Law’s Violence

In legal studies the use of social thoughts are marginal, although AI has the potential to replace millions of lawyers just guiding through the jungle of laws and jurisprudence especially if several languages are involved (fiscal rules). Only with the eruption of major crises like police violence we start referring back to social and political thought and theories that enlighten the relationship of law, legislation and the social spheres. There is a huge, mainly American, literature on “law’s violence” even beyond the issue of capital punishment, the most obvious form of law’s violence (Sarat and Kearns, 1995). Basic elements of the relationship of law and violence follow from the notion of enforceability of law. Force is a constituent part of law, whether we like it or not, much like Derrida stated decades ago. Walter Benjamin and Albert Camus, both have contributed substantially towards our realisation that law is intrinsically linked to violence.
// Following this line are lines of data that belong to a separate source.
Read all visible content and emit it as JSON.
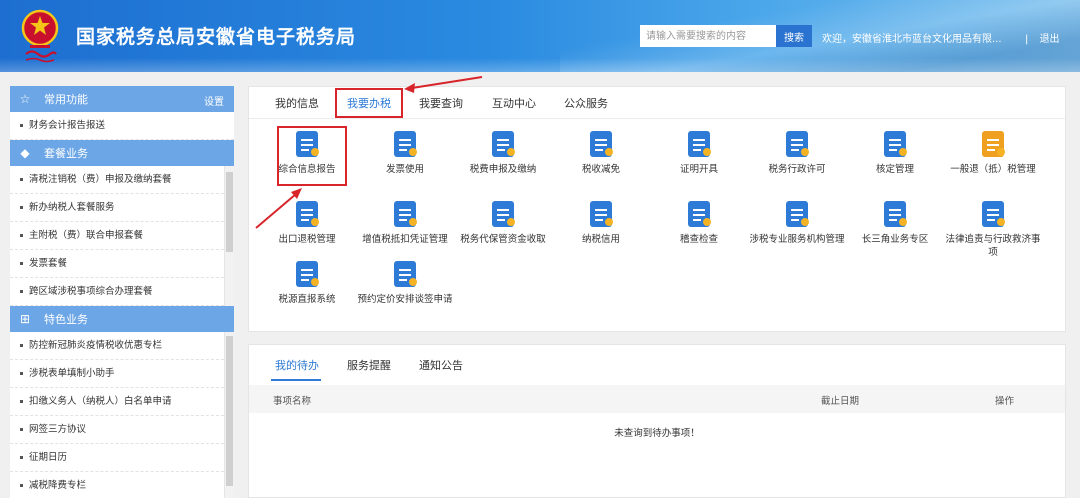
{
  "header": {
    "title": "国家税务总局安徽省电子税务局",
    "search_placeholder": "请输入需要搜索的内容",
    "search_button": "搜索",
    "welcome": "欢迎，安徽省淮北市蓝台文化用品有限...",
    "separator": "|",
    "logout": "退出"
  },
  "sidebar": {
    "common": {
      "label": "常用功能",
      "settings": "设置",
      "items": [
        "财务会计报告报送"
      ]
    },
    "package": {
      "label": "套餐业务",
      "items": [
        "清税注销税（费）申报及缴纳套餐",
        "新办纳税人套餐服务",
        "主附税（费）联合申报套餐",
        "发票套餐",
        "跨区域涉税事项综合办理套餐"
      ]
    },
    "special": {
      "label": "特色业务",
      "items": [
        "防控新冠肺炎疫情税收优惠专栏",
        "涉税表单填制小助手",
        "扣缴义务人（纳税人）白名单申请",
        "网签三方协议",
        "征期日历",
        "减税降费专栏"
      ]
    }
  },
  "main_tabs": [
    "我的信息",
    "我要办税",
    "我要查询",
    "互动中心",
    "公众服务"
  ],
  "main_tab_active": "我要办税",
  "functions": [
    "综合信息报告",
    "发票使用",
    "税费申报及缴纳",
    "税收减免",
    "证明开具",
    "税务行政许可",
    "核定管理",
    "一般退（抵）税管理",
    "出口退税管理",
    "增值税抵扣凭证管理",
    "税务代保管资金收取",
    "纳税信用",
    "稽查检查",
    "涉税专业服务机构管理",
    "长三角业务专区",
    "法律追责与行政救济事项",
    "税源直报系统",
    "预约定价安排谈签申请"
  ],
  "bottom_tabs": [
    "我的待办",
    "服务提醒",
    "通知公告"
  ],
  "bottom_tab_active": "我的待办",
  "table": {
    "col_name": "事项名称",
    "col_date": "截止日期",
    "col_action": "操作",
    "empty": "未查询到待办事项！"
  },
  "colors": {
    "primary": "#2d7bd6",
    "sidebar_header": "#6ca6e6",
    "annotation": "#d7252b"
  }
}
Linked to political theories, we have the conservative and liberal doctrines that see legitimate violence of the state as part of the normal organisation of statehood. The humanist tradition stresses the function of law as community-building as well as creating meaning, joint objectives and shared vision through law. In daily politics governments refer to one or the other doctrines as they see fit.
Sarat and Kearns (1995, p.8) also point to the tendency in legal studies to refer to singular cases and singular judgements, “discrete acts of its agents” and institutions rather than the overall picture of the violence of law. With respect to violence of the police the authors refer back to Jerome Skolnick, “Justice without trial”(1967), which in 2023 we link to the police violence in France. Police men provoking violence, execute their personal vision of justice and without a chance for a trial of their victim. The 60s are back on streets in Paris. The violence of law is visible for millions as the ratcheting up of power in favour of police to apply more violence in prosecuting “delinquents”. This had recently been voted by the French parliament with a conservative and liberal majority (LeMonde 2023-7-2 p.). The notion “Gewaltspirale”, a spiralling-up of violence, seems to be a fair description of what we currently witness in France.
Violence is embedded in words, uses of language and not only acts. Even in the field of representation and representative democracy, violence is present. Who represents or decides about life and pain for a fatally ill person? Why are persons of 14, 15, 16, 17 years of age not represented in parliaments, if others are deciding on their compulsory education, prison sentences and poverty relief.
At times it is necessary to take a step back and refresh our memories of the “pain-imposing, death-dealing acts” (Sarat and Kearns, 1995, p.10) of law. The abundant presence of violence of law in religious narratives is, however, another element worth analysing as part of the history of ideas at another time.  (Image: Extrait de Frans Snijders, La chienne et ses petits 17th century)